**** Extracted entries ****
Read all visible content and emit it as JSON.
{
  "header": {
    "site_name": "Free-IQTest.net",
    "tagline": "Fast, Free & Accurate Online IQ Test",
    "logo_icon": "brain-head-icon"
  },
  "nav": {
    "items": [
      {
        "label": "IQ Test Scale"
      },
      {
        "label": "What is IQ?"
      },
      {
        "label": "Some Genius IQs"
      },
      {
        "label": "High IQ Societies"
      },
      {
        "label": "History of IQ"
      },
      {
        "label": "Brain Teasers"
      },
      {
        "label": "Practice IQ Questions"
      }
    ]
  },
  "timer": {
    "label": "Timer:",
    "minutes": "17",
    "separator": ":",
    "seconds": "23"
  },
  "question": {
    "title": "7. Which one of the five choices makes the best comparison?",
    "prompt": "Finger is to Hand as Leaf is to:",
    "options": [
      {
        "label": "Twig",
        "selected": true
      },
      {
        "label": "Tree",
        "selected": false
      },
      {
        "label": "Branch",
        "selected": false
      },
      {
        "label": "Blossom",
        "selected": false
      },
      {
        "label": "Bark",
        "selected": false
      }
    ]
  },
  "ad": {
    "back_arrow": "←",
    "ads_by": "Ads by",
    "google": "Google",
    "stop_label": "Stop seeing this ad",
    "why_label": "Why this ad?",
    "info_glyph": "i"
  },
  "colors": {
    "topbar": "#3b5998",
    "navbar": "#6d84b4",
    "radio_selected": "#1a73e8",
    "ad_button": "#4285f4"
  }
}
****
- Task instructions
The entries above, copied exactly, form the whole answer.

- The answer
Read all visible content and emit it as JSON.
{
  "header": {
    "site_name": "Free-IQTest.net",
    "tagline": "Fast, Free & Accurate Online IQ Test",
    "logo_icon": "brain-head-icon"
  },
  "nav": {
    "items": [
      {
        "label": "IQ Test Scale"
      },
      {
        "label": "What is IQ?"
      },
      {
        "label": "Some Genius IQs"
      },
      {
        "label": "High IQ Societies"
      },
      {
        "label": "History of IQ"
      },
      {
        "label": "Brain Teasers"
      },
      {
        "label": "Practice IQ Questions"
      }
    ]
  },
  "timer": {
    "label": "Timer:",
    "minutes": "17",
    "separator": ":",
    "seconds": "23"
  },
  "question": {
    "title": "7. Which one of the five choices makes the best comparison?",
    "prompt": "Finger is to Hand as Leaf is to:",
    "options": [
      {
        "label": "Twig",
        "selected": true
      },
      {
        "label": "Tree",
        "selected": false
      },
      {
        "label": "Branch",
        "selected": false
      },
      {
        "label": "Blossom",
        "selected": false
      },
      {
        "label": "Bark",
        "selected": false
      }
    ]
  },
  "ad": {
    "back_arrow": "←",
    "ads_by": "Ads by",
    "google": "Google",
    "stop_label": "Stop seeing this ad",
    "why_label": "Why this ad?",
    "info_glyph": "i"
  },
  "colors": {
    "topbar": "#3b5998",
    "navbar": "#6d84b4",
    "radio_selected": "#1a73e8",
    "ad_button": "#4285f4"
  }
}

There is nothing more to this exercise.